Directions for this task ::
Repeat the records below exactly as they appear, leaving out any pictures.

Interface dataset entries
===
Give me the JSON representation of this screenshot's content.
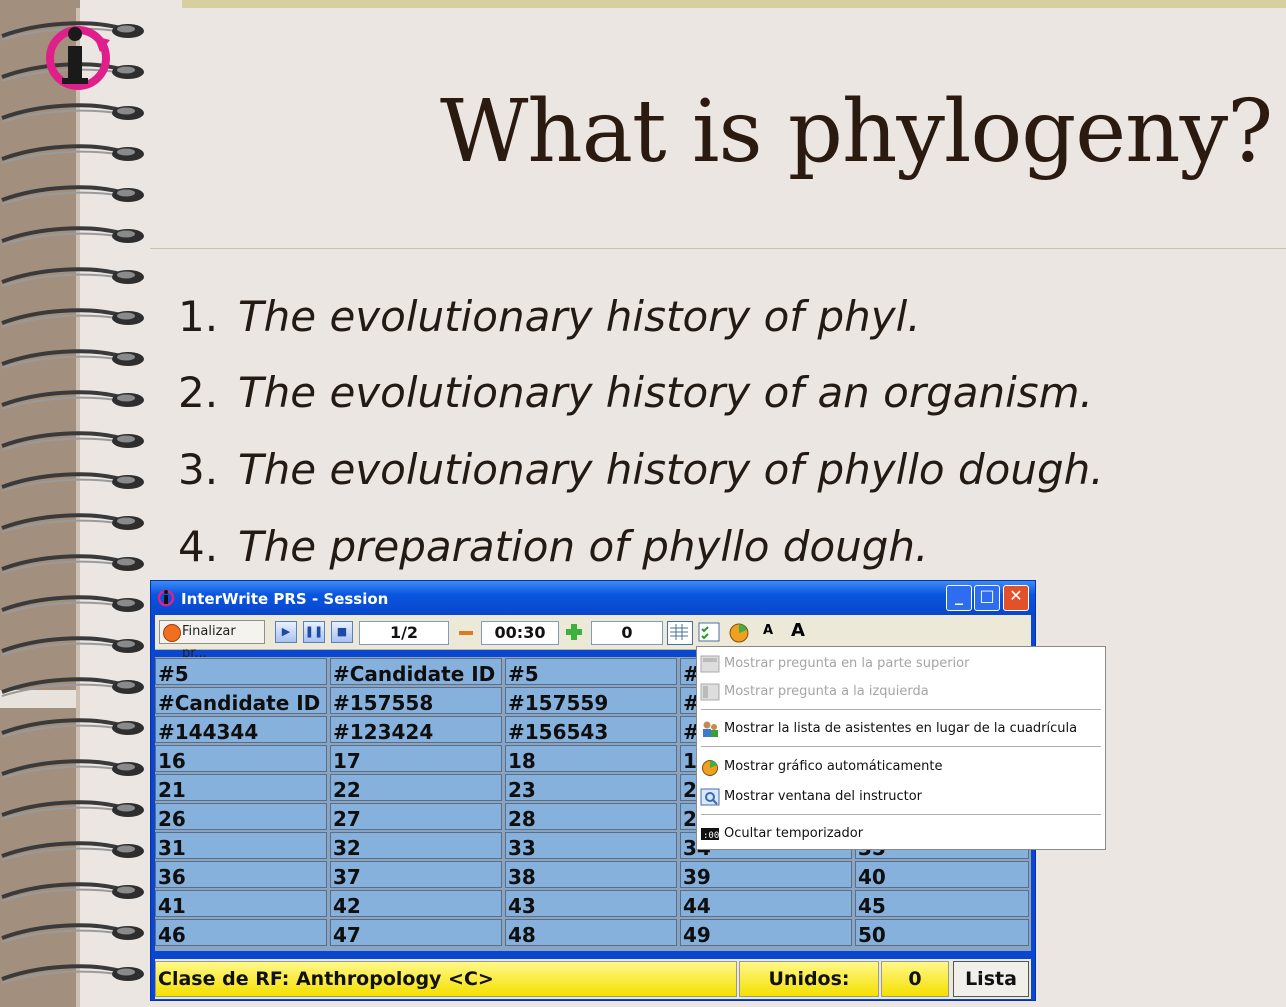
{
  "slide": {
    "title": "What is phylogeny?",
    "options": [
      {
        "num": "1.",
        "text": "The evolutionary history of phyl."
      },
      {
        "num": "2.",
        "text": "The evolutionary history of an organism."
      },
      {
        "num": "3.",
        "text": "The evolutionary history of phyllo dough."
      },
      {
        "num": "4.",
        "text": "The preparation of phyllo dough."
      }
    ]
  },
  "window": {
    "title": "InterWrite PRS - Session",
    "controls": {
      "minimize": "_",
      "maximize": "□",
      "close": "✕"
    }
  },
  "toolbar": {
    "end_label": "Finalizar pr...",
    "question_counter": "1/2",
    "timer": "00:30",
    "count": "0",
    "play_icon": "play-icon",
    "pause_icon": "pause-icon",
    "stop_icon": "stop-icon"
  },
  "grid": {
    "rows": [
      [
        "#5",
        "#Candidate ID",
        "#5",
        "#",
        ""
      ],
      [
        "#Candidate ID",
        "#157558",
        "#157559",
        "#",
        ""
      ],
      [
        "#144344",
        "#123424",
        "#156543",
        "#",
        ""
      ],
      [
        "16",
        "17",
        "18",
        "1",
        ""
      ],
      [
        "21",
        "22",
        "23",
        "2",
        ""
      ],
      [
        "26",
        "27",
        "28",
        "2",
        ""
      ],
      [
        "31",
        "32",
        "33",
        "34",
        "35"
      ],
      [
        "36",
        "37",
        "38",
        "39",
        "40"
      ],
      [
        "41",
        "42",
        "43",
        "44",
        "45"
      ],
      [
        "46",
        "47",
        "48",
        "49",
        "50"
      ]
    ]
  },
  "status": {
    "class_label": "Clase de RF: Anthropology <C>",
    "joined_label": "Unidos:",
    "joined_count": "0",
    "list_button": "Lista"
  },
  "menu": {
    "items": [
      {
        "label": "Mostrar pregunta en la parte superior",
        "enabled": false
      },
      {
        "label": "Mostrar pregunta a la izquierda",
        "enabled": false
      },
      {
        "label": "Mostrar la lista de asistentes en lugar de la cuadrícula",
        "enabled": true
      },
      {
        "label": "Mostrar gráfico automáticamente",
        "enabled": true
      },
      {
        "label": "Mostrar ventana del instructor",
        "enabled": true
      },
      {
        "label": "Ocultar temporizador",
        "enabled": true
      }
    ]
  },
  "colors": {
    "titlebar": "#0a55e0",
    "grid_cell": "#86b1dd",
    "status_yellow": "#f4e000",
    "logo_magenta": "#e0208a"
  }
}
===
Response to the task ::
Give me the JSON representation of this screenshot's content.
{
  "slide": {
    "title": "What is phylogeny?",
    "options": [
      {
        "num": "1.",
        "text": "The evolutionary history of phyl."
      },
      {
        "num": "2.",
        "text": "The evolutionary history of an organism."
      },
      {
        "num": "3.",
        "text": "The evolutionary history of phyllo dough."
      },
      {
        "num": "4.",
        "text": "The preparation of phyllo dough."
      }
    ]
  },
  "window": {
    "title": "InterWrite PRS - Session",
    "controls": {
      "minimize": "_",
      "maximize": "□",
      "close": "✕"
    }
  },
  "toolbar": {
    "end_label": "Finalizar pr...",
    "question_counter": "1/2",
    "timer": "00:30",
    "count": "0",
    "play_icon": "play-icon",
    "pause_icon": "pause-icon",
    "stop_icon": "stop-icon"
  },
  "grid": {
    "rows": [
      [
        "#5",
        "#Candidate ID",
        "#5",
        "#",
        ""
      ],
      [
        "#Candidate ID",
        "#157558",
        "#157559",
        "#",
        ""
      ],
      [
        "#144344",
        "#123424",
        "#156543",
        "#",
        ""
      ],
      [
        "16",
        "17",
        "18",
        "1",
        ""
      ],
      [
        "21",
        "22",
        "23",
        "2",
        ""
      ],
      [
        "26",
        "27",
        "28",
        "2",
        ""
      ],
      [
        "31",
        "32",
        "33",
        "34",
        "35"
      ],
      [
        "36",
        "37",
        "38",
        "39",
        "40"
      ],
      [
        "41",
        "42",
        "43",
        "44",
        "45"
      ],
      [
        "46",
        "47",
        "48",
        "49",
        "50"
      ]
    ]
  },
  "status": {
    "class_label": "Clase de RF: Anthropology <C>",
    "joined_label": "Unidos:",
    "joined_count": "0",
    "list_button": "Lista"
  },
  "menu": {
    "items": [
      {
        "label": "Mostrar pregunta en la parte superior",
        "enabled": false
      },
      {
        "label": "Mostrar pregunta a la izquierda",
        "enabled": false
      },
      {
        "label": "Mostrar la lista de asistentes en lugar de la cuadrícula",
        "enabled": true
      },
      {
        "label": "Mostrar gráfico automáticamente",
        "enabled": true
      },
      {
        "label": "Mostrar ventana del instructor",
        "enabled": true
      },
      {
        "label": "Ocultar temporizador",
        "enabled": true
      }
    ]
  },
  "colors": {
    "titlebar": "#0a55e0",
    "grid_cell": "#86b1dd",
    "status_yellow": "#f4e000",
    "logo_magenta": "#e0208a"
  }
}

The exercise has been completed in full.